SUPPLIED RECORDS START

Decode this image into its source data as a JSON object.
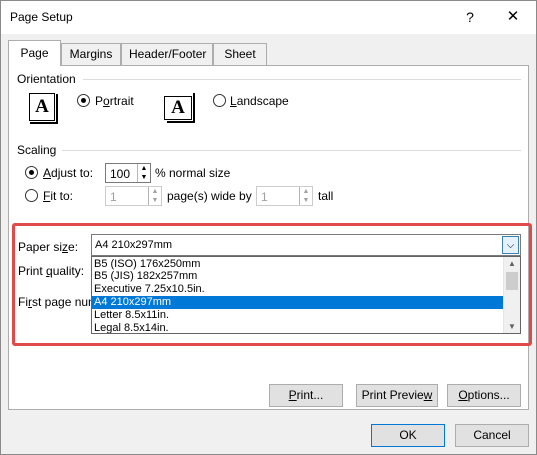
{
  "window": {
    "title": "Page Setup",
    "help_glyph": "?",
    "close_glyph": "✕"
  },
  "tabs": [
    {
      "label": "Page",
      "active": true
    },
    {
      "label": "Margins",
      "active": false
    },
    {
      "label": "Header/Footer",
      "active": false
    },
    {
      "label": "Sheet",
      "active": false
    }
  ],
  "orientation": {
    "label": "Orientation",
    "icon_letter": "A",
    "portrait": {
      "label_prefix": "P",
      "label_u": "o",
      "label_rest": "rtrait",
      "checked": true
    },
    "landscape": {
      "label_prefix": "",
      "label_u": "L",
      "label_rest": "andscape",
      "checked": false
    }
  },
  "scaling": {
    "label": "Scaling",
    "adjust": {
      "label_prefix": "",
      "label_u": "A",
      "label_rest": "djust to:",
      "value": "100",
      "suffix": "% normal size",
      "checked": true
    },
    "fit": {
      "label_prefix": "",
      "label_u": "F",
      "label_rest": "it to:",
      "wide_value": "1",
      "wide_label": "page(s) wide by",
      "tall_value": "1",
      "tall_label": "tall",
      "checked": false
    }
  },
  "paper": {
    "size_label_prefix": "Paper si",
    "size_label_u": "z",
    "size_label_rest": "e:",
    "selected": "A4 210x297mm",
    "options": [
      {
        "label": "B5 (ISO) 176x250mm",
        "selected": false
      },
      {
        "label": "B5 (JIS) 182x257mm",
        "selected": false
      },
      {
        "label": "Executive 7.25x10.5in.",
        "selected": false
      },
      {
        "label": "A4 210x297mm",
        "selected": true
      },
      {
        "label": "Letter 8.5x11in.",
        "selected": false
      },
      {
        "label": "Legal 8.5x14in.",
        "selected": false
      }
    ]
  },
  "print_quality": {
    "label_prefix": "Print ",
    "label_u": "q",
    "label_rest": "uality:"
  },
  "first_page": {
    "label_prefix": "Fi",
    "label_u": "r",
    "label_rest": "st page num"
  },
  "buttons": {
    "print": {
      "u": "P",
      "rest": "rint..."
    },
    "print_preview": {
      "prefix": "Print Previe",
      "u": "w",
      "rest": ""
    },
    "options": {
      "u": "O",
      "rest": "ptions..."
    },
    "ok": "OK",
    "cancel": "Cancel"
  },
  "colors": {
    "highlight_border": "#e04a4a",
    "selection": "#0078d7"
  }
}
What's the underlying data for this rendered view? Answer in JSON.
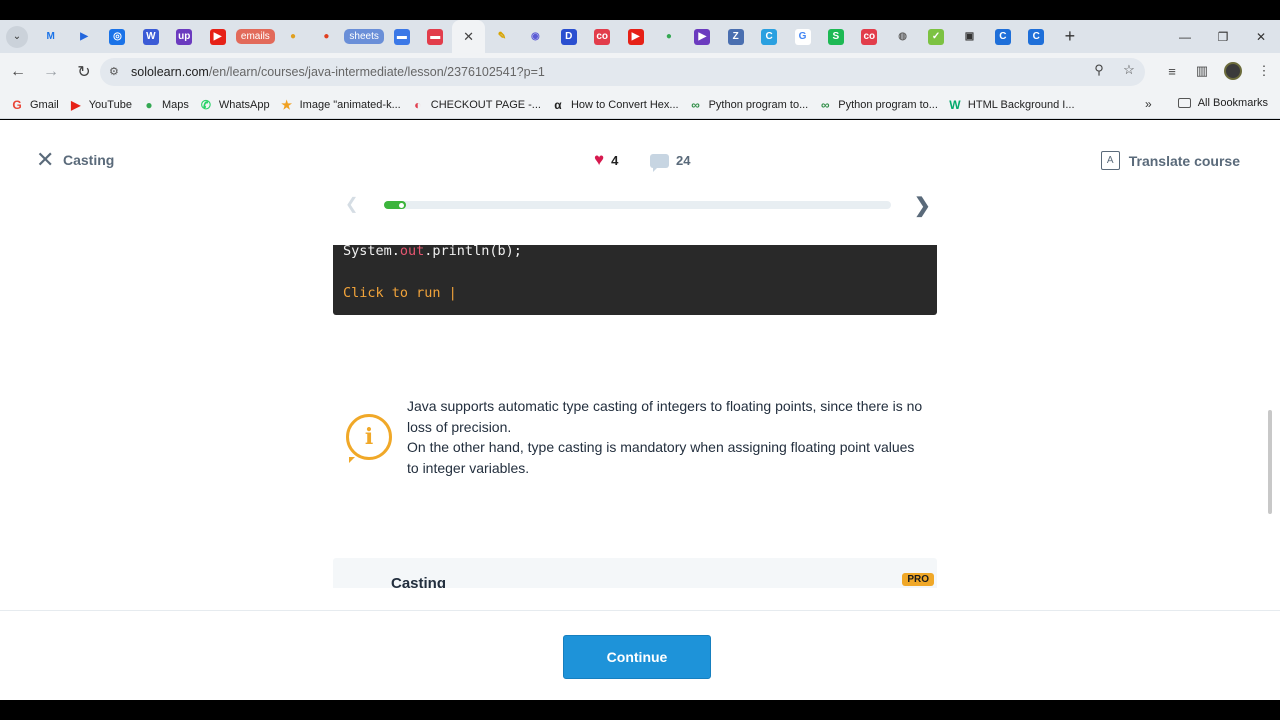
{
  "browser": {
    "tabs": [
      {
        "name": "gmail-m",
        "label": "M",
        "bg": "transparent",
        "fg": "#1a73e8"
      },
      {
        "name": "play",
        "label": "▶",
        "bg": "transparent",
        "fg": "#2266dd"
      },
      {
        "name": "chrome-c",
        "label": "◎",
        "bg": "#1a73e8",
        "fg": "#fff"
      },
      {
        "name": "word",
        "label": "W",
        "bg": "#3b5bd6",
        "fg": "#fff"
      },
      {
        "name": "upwork",
        "label": "up",
        "bg": "#6b3bbf",
        "fg": "#fff"
      },
      {
        "name": "youtube",
        "label": "▶",
        "bg": "#e62117",
        "fg": "#fff"
      },
      {
        "name": "emails-group",
        "label": "emails",
        "group": true,
        "bg": "#e26a5a"
      },
      {
        "name": "maps-1",
        "label": "●",
        "bg": "transparent",
        "fg": "#e0a020"
      },
      {
        "name": "maps-2",
        "label": "●",
        "bg": "transparent",
        "fg": "#e04020"
      },
      {
        "name": "sheets-group",
        "label": "sheets",
        "group": true,
        "bg": "#6a8fd8"
      },
      {
        "name": "docs",
        "label": "▬",
        "bg": "#3b78e7",
        "fg": "#fff"
      },
      {
        "name": "red-doc",
        "label": "▬",
        "bg": "#e23d4b",
        "fg": "#fff"
      },
      {
        "name": "active-tab",
        "label": "✕",
        "active": true
      },
      {
        "name": "pencil",
        "label": "✎",
        "bg": "transparent",
        "fg": "#d8a400"
      },
      {
        "name": "edge",
        "label": "◉",
        "bg": "transparent",
        "fg": "#5b5bd6"
      },
      {
        "name": "d-app",
        "label": "D",
        "bg": "#2a4fd0",
        "fg": "#fff"
      },
      {
        "name": "sololearn-1",
        "label": "co",
        "bg": "#e23d4b",
        "fg": "#fff"
      },
      {
        "name": "youtube-2",
        "label": "▶",
        "bg": "#e62117",
        "fg": "#fff"
      },
      {
        "name": "maps-3",
        "label": "●",
        "bg": "transparent",
        "fg": "#34a853"
      },
      {
        "name": "meet",
        "label": "▶",
        "bg": "#6b3bbf",
        "fg": "#fff"
      },
      {
        "name": "notes",
        "label": "Z",
        "bg": "#4a6fb0",
        "fg": "#fff"
      },
      {
        "name": "copilot",
        "label": "C",
        "bg": "#2aa0e0",
        "fg": "#fff"
      },
      {
        "name": "google",
        "label": "G",
        "bg": "#ffffff",
        "fg": "#4285f4"
      },
      {
        "name": "s-app",
        "label": "S",
        "bg": "#1db954",
        "fg": "#fff"
      },
      {
        "name": "sololearn-2",
        "label": "co",
        "bg": "#e23d4b",
        "fg": "#fff"
      },
      {
        "name": "globe",
        "label": "◍",
        "bg": "transparent",
        "fg": "#666"
      },
      {
        "name": "green-app",
        "label": "✓",
        "bg": "#7cc242",
        "fg": "#fff"
      },
      {
        "name": "window-app",
        "label": "▣",
        "bg": "transparent",
        "fg": "#333"
      },
      {
        "name": "c-app-1",
        "label": "C",
        "bg": "#1e6fd9",
        "fg": "#fff"
      },
      {
        "name": "c-app-2",
        "label": "C",
        "bg": "#1e6fd9",
        "fg": "#fff"
      }
    ],
    "new_tab": "+",
    "url_domain": "sololearn.com",
    "url_path": "/en/learn/courses/java-intermediate/lesson/2376102541?p=1",
    "bookmarks": [
      {
        "name": "gmail",
        "label": "Gmail",
        "icon": "G",
        "color": "#ea4335"
      },
      {
        "name": "youtube",
        "label": "YouTube",
        "icon": "▶",
        "color": "#e62117"
      },
      {
        "name": "maps",
        "label": "Maps",
        "icon": "●",
        "color": "#34a853"
      },
      {
        "name": "whatsapp",
        "label": "WhatsApp",
        "icon": "✆",
        "color": "#25d366"
      },
      {
        "name": "image-animated",
        "label": "Image \"animated-k...",
        "icon": "★",
        "color": "#f0a020"
      },
      {
        "name": "checkout",
        "label": "CHECKOUT PAGE -...",
        "icon": "◐",
        "color": "#e04050"
      },
      {
        "name": "convert-hex",
        "label": "How to Convert Hex...",
        "icon": "α",
        "color": "#222"
      },
      {
        "name": "python-1",
        "label": "Python program to...",
        "icon": "∞",
        "color": "#2f8d46"
      },
      {
        "name": "python-2",
        "label": "Python program to...",
        "icon": "∞",
        "color": "#2f8d46"
      },
      {
        "name": "html-bg",
        "label": "HTML Background I...",
        "icon": "W",
        "color": "#04aa6d"
      }
    ],
    "all_bookmarks": "All Bookmarks"
  },
  "lesson": {
    "title": "Casting",
    "likes": "4",
    "comments": "24",
    "translate": "Translate course",
    "progress_fraction": 0.04
  },
  "code": {
    "line_prefix": "System.",
    "line_kw": "out",
    "line_suffix": ".println(b);",
    "run": "Click to run |"
  },
  "info": {
    "line1": "Java supports automatic type casting of integers to floating points, since there is no loss of precision.",
    "line2": "On the other hand, type casting is mandatory when assigning floating point values to integer variables."
  },
  "pro_card": {
    "title": "Casting",
    "badge": "PRO"
  },
  "footer": {
    "continue": "Continue"
  }
}
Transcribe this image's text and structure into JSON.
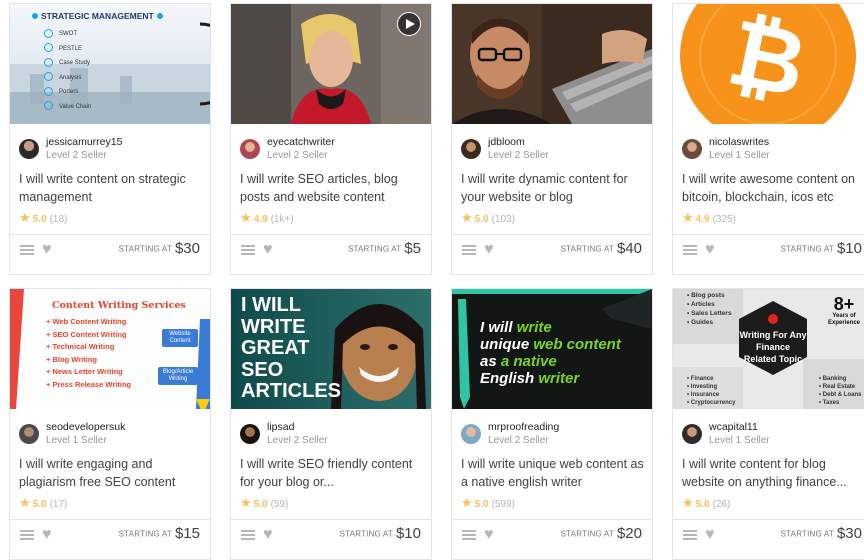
{
  "gigs": [
    {
      "seller_name": "jessicamurrey15",
      "seller_level": "Level 2 Seller",
      "title": "I will write content on strategic management",
      "rating": "5.0",
      "rating_count": "(18)",
      "starting_label": "STARTING AT",
      "price": "$30",
      "thumb": {
        "heading": "STRATEGIC MANAGEMENT",
        "items": [
          "SWOT",
          "PESTLE",
          "Case Study",
          "Analysis",
          "Porters",
          "Value Chain"
        ]
      }
    },
    {
      "seller_name": "eyecatchwriter",
      "seller_level": "Level 2 Seller",
      "title": "I will write SEO articles, blog posts and website content",
      "rating": "4.9",
      "rating_count": "(1k+)",
      "starting_label": "STARTING AT",
      "price": "$5"
    },
    {
      "seller_name": "jdbloom",
      "seller_level": "Level 2 Seller",
      "title": "I will write dynamic content for your website or blog",
      "rating": "5.0",
      "rating_count": "(103)",
      "starting_label": "STARTING AT",
      "price": "$40"
    },
    {
      "seller_name": "nicolaswrites",
      "seller_level": "Level 1 Seller",
      "title": "I will write awesome content on bitcoin, blockchain, icos etc",
      "rating": "4.9",
      "rating_count": "(325)",
      "starting_label": "STARTING AT",
      "price": "$10"
    },
    {
      "seller_name": "seodevelopersuk",
      "seller_level": "Level 1 Seller",
      "title": "I will write engaging and plagiarism free SEO content",
      "rating": "5.0",
      "rating_count": "(17)",
      "starting_label": "STARTING AT",
      "price": "$15",
      "thumb": {
        "heading": "Content Writing Services",
        "items": [
          "Web Content Writing",
          "SEO Content Writing",
          "Technical Writing",
          "Blog Writing",
          "News Letter Writing",
          "Press Release Writing"
        ],
        "badge1": "Website Content",
        "badge2": "Blog/Article Writing"
      }
    },
    {
      "seller_name": "lipsad",
      "seller_level": "Level 2 Seller",
      "title": "I will write SEO friendly content for your blog or...",
      "rating": "5.0",
      "rating_count": "(59)",
      "starting_label": "STARTING AT",
      "price": "$10",
      "thumb": {
        "lines": [
          "I WILL",
          "WRITE",
          "GREAT",
          "SEO",
          "ARTICLES"
        ]
      }
    },
    {
      "seller_name": "mrproofreading",
      "seller_level": "Level 2 Seller",
      "title": "I will write unique web content as a native english writer",
      "rating": "5.0",
      "rating_count": "(599)",
      "starting_label": "STARTING AT",
      "price": "$20",
      "thumb": {
        "line1a": "I will ",
        "line1b": "write",
        "line2a": "unique ",
        "line2b": "web content",
        "line3a": "as ",
        "line3b": "a native",
        "line4a": "English ",
        "line4b": "writer"
      }
    },
    {
      "seller_name": "wcapital11",
      "seller_level": "Level 1 Seller",
      "title": "I will write content for blog website on anything finance...",
      "rating": "5.0",
      "rating_count": "(26)",
      "starting_label": "STARTING AT",
      "price": "$30",
      "thumb": {
        "left_items": [
          "Blog posts",
          "Articles",
          "Sales Letters",
          "Guides"
        ],
        "bottom_left_items": [
          "Finance",
          "Investing",
          "Insurance",
          "Cryptocurrency"
        ],
        "bottom_right_items": [
          "Banking",
          "Real Estate",
          "Debt & Loans",
          "Taxes"
        ],
        "hex_text": "Writing For Any Finance Related Topic",
        "badge_number": "8+",
        "badge_text": "Years of Experience"
      }
    }
  ],
  "colors": {
    "star": "#ffbe5b",
    "bitcoin": "#f7931a",
    "lime": "#7ed321"
  }
}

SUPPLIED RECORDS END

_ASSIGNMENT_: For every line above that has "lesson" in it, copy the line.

_SOLUTION TO THE PROBLEM_:
    "url_path": "/en/learn/courses/java-intermediate/lesson/2376102541?p=1",
  "lesson": {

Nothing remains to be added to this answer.